connected, 242
contraction mapping theorem, 242
convolution, 111, 120, 128
cos 43
covering map, 158, 175
derivative, 13, 20, 245
Dirichlet problem, 109, 193
domain
elliptic function, 199, 205
elliptic integral, 206, 217
of first, second, third kind, 220
essential singularity, 90
Eulers constant, 143, 275
Eulers formula, 43
Euler product formula, 143
exponential function, 15, 21, 39

286

Fatou set, 187

Fourier inversion formula, 114
Fourier series, 98
Fourier transform, 113
fundamental theorem of algebra, 66, 138, 267
fundamental theorem of calculus 13
Gamma function, 141
Gaussian integral, 85, 144
geometric series, 10
Goursats theorem, 83
Greens theorem, 56, 258
harmonic conjugate, 70
harmonic function, 70
Harnack estimate, 193
holomorphic, 20
Hurwitz theorem, 138
infinite product, 149
inverse function, 48, 247
Jacobi identity, 120, 154
Julia set, 187
Laplace transform, 125
Laurent series, 93
Legendre duplication formula, 149
lift, 158
line integral, 26
linear fractional transformation, 162
Liouvilles theorem, 65, 193
log, 41, 49
maximum principle, 64, 73
mean value property, 57, 64, 72
meromorphic function, 90
metric space, 233
Montels theorem, 160, 186
Moreras theorem, 80
normal family, 160
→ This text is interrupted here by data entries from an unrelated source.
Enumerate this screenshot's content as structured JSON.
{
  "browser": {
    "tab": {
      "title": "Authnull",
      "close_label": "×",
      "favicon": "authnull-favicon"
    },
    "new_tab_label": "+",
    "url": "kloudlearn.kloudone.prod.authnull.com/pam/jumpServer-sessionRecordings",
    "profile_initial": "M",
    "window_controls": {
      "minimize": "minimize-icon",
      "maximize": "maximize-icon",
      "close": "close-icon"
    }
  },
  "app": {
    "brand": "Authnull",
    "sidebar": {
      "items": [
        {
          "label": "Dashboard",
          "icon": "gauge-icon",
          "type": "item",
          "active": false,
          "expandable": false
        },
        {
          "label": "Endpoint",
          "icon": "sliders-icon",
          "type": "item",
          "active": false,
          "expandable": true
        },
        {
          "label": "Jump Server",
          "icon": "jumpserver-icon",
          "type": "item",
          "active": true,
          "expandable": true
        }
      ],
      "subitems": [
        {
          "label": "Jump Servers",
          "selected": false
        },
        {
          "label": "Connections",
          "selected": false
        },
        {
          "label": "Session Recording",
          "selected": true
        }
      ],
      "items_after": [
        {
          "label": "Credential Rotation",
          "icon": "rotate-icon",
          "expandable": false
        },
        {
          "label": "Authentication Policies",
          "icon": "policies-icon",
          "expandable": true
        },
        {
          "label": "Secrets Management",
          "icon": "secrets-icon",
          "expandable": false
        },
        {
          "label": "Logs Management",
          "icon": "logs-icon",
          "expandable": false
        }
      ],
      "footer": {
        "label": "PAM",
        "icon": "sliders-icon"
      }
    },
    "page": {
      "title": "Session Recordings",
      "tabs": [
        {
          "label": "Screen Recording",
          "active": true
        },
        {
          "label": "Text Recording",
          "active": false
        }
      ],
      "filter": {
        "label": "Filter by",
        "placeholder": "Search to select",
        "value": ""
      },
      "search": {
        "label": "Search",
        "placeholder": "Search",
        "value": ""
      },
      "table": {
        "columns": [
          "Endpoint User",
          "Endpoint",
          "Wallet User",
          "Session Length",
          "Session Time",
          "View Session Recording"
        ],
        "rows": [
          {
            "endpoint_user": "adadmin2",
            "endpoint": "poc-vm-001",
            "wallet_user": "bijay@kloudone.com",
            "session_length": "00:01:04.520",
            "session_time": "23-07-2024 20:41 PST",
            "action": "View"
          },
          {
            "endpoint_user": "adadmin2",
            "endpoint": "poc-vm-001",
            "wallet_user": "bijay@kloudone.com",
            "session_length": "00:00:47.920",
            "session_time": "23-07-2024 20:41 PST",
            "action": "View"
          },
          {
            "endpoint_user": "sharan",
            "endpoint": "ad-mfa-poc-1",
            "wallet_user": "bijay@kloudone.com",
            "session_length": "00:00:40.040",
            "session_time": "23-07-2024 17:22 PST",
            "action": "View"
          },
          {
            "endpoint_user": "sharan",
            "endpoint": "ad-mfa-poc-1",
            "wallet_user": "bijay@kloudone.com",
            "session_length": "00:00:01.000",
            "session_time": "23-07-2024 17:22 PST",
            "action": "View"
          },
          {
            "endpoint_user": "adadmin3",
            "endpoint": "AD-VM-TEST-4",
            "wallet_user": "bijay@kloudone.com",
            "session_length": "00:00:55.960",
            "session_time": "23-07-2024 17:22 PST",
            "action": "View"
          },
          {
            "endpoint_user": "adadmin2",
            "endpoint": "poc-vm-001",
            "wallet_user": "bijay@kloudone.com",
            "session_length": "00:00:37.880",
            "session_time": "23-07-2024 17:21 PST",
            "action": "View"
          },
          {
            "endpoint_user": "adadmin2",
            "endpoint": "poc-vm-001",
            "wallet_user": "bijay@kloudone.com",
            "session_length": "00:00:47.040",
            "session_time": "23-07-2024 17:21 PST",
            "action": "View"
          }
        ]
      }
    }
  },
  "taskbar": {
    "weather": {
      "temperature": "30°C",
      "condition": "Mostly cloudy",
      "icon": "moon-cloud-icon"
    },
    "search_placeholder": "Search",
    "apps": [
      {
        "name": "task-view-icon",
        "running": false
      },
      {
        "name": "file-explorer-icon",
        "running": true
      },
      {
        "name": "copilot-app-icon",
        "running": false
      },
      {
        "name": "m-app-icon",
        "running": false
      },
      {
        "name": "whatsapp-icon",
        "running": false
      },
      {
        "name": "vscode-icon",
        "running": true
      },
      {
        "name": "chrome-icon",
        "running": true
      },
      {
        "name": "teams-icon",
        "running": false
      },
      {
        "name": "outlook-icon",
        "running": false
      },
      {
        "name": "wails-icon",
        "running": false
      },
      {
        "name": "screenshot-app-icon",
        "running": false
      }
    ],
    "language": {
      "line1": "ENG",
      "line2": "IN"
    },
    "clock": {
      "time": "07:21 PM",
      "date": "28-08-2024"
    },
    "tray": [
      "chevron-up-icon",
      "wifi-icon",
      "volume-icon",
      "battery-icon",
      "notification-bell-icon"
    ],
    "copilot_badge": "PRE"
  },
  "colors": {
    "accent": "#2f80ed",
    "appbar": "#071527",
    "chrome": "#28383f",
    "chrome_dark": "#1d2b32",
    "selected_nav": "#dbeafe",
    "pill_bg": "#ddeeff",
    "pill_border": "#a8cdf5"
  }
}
287

open mapping theorem, 138

path integral, 26
pi, 42
Picards theorems, 191
Poincare disk, 263
Poincare metric, 261
Poisson integral, 109
Poisson summation formula, 120
polynomial, 21, 66
pole, 90
power series, 10, 31
radius of convergence, 12, 31
removable singularity, 89
residue, 129
Riemann functional equation, 155
Riemann mapping theorem, 168
Riemann sphere, 179
Riemann surface, 181, 226
Riemann zeta function, 153
Rouches theorem, 137
Schwarz lemma, 65
Schwarz reflection principle, 80, 109
sec, 45
simply connected, 63, 74, 158, 168
sin, 43
spherical derivative, 183
star shaped 60
surface, 250
tan, 46
theta function, 211
trigonometric functions, 39
torus, 181, 201
Weierstrass approximation, 269
Weierstrass -function, 199, 205
winding number, 136